Even in East Africa’s commercial hub, combating counterfeit drugs proves to be a substantial challenge. Truvada, a crucial medication for treating HIV and as preexposure prophylaxis for high-risk individuals, plays a vital role in public health.
The incident highlights the pressing need for enhanced measures and vigilance to ensure the authenticity and safety of medications, particularly those addressing critical health concerns such as HIV/AIDS.
The warning aligns with concerns raised by Kenya’s National Syndemic Diseases Control Council about a 61% surge in HIV infection rates among individuals aged 15 to 29 between 2021 and 2022.
Health workers across Africa express worries about complacency in the face of improving AIDS treatment, emphasizing the ongoing need for vigilance in addressing HIV/AIDS.
The Pharmacy and Poisons Board’s recent recall of children’s syrups over safety concerns adds to the growing signals of potential issues with the quality of drugs in the market.
This year alone, the agency has blacklisted new drugs already in circulation, further highlighting concerns about drug quality in Kenya.
In a related caution, the Pharmacy and Poisons Board has warned against the buying and use of a popular drug known as ‘Asali ya wazee,’ allegedly enhancing sex amongst adults.
Thorough tests on the honey-based product revealed significant adulteration, containing high levels of Sildenafil, a conventional active pharmaceutical ingredient prescribed for erectile dysfunction and pulmonary arterial hypertension.

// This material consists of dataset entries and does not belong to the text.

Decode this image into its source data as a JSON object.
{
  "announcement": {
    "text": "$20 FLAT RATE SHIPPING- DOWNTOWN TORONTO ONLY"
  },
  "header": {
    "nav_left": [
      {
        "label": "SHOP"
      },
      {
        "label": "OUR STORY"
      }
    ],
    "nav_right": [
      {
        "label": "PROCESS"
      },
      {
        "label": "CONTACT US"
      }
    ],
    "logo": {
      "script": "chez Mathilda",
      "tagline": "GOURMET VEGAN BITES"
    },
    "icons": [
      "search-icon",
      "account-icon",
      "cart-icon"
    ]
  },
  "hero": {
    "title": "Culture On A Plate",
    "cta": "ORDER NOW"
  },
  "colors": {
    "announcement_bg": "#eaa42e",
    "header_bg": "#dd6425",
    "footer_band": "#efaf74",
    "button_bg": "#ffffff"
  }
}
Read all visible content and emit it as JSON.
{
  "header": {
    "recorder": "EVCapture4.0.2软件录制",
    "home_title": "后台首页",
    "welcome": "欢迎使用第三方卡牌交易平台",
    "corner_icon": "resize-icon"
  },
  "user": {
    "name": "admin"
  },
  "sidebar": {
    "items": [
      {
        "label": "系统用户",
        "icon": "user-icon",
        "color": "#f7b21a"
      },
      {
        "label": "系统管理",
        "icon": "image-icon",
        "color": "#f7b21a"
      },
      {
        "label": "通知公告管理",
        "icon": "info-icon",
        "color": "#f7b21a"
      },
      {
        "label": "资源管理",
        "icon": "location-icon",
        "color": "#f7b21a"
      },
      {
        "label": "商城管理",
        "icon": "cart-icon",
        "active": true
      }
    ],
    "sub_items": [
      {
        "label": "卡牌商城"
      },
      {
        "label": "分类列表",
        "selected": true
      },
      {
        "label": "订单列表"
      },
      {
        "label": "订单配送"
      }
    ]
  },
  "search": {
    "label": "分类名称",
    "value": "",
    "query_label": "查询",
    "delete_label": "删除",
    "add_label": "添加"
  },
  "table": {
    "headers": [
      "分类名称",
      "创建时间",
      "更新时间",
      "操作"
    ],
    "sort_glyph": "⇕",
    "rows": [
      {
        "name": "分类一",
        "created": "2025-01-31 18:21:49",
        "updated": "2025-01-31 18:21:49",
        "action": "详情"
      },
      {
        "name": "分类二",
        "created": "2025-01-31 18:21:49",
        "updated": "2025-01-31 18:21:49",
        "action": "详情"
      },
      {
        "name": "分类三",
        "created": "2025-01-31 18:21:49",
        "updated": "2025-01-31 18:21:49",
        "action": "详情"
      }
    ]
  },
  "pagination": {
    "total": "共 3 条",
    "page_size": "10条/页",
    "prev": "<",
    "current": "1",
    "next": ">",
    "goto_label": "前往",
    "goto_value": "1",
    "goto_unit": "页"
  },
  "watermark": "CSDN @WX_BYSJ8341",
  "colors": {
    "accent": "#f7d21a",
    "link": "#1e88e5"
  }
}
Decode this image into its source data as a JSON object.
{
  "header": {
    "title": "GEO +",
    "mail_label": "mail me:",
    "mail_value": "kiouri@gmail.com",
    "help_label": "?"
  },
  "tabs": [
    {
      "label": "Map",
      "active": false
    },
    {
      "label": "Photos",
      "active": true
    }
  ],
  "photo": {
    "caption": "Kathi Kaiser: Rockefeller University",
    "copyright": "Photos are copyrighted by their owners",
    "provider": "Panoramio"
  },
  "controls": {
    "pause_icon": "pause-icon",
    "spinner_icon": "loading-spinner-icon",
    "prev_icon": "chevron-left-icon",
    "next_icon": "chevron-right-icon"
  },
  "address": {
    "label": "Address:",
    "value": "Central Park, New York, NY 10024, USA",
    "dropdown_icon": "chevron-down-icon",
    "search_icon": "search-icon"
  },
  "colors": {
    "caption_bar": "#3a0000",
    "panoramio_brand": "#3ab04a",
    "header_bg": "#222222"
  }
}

The PPB strongly cautions the public against involvement in the trade, distribution, or use of this product, emphasizing the legal consequences for those found dealing with or distributing these products.
The board underscores the importance of using only approved health products and encourages prompt reporting of suspected substandard and falsified medical products by both the general public and healthcare providers.
Vigilance and adherence to approved medications are crucial in safeguarding public health amid rising concerns about counterfeit drugs in Kenya.
Globally, substandard and falsified medicines pose a grave threat, leading to hundreds of thousands of fatalities.
In Africa alone, 100,000 people die annually from such medicines. The World Health Organization (WHO) reports 43 instances of falsified medicines between 2019 and the present, emphasizing the severity of the problem.
Moreover, up to two billion people worldwide lack access to necessary medicines, creating a dangerous vacuum filled by substandard and falsified products.
The WHO highlights the growing complexity of global supply chains and the role of e-commerce in facilitating the purchase of medicines from unauthorized sources, contributing to the rise of substandard and falsified products.
The organization estimates that more than one in ten medicines in low- and middle-income countries are substandard or falsified, spanning pills, vaccines, and diagnostic kits. The WHO states, “No country remains untouched from this issue.”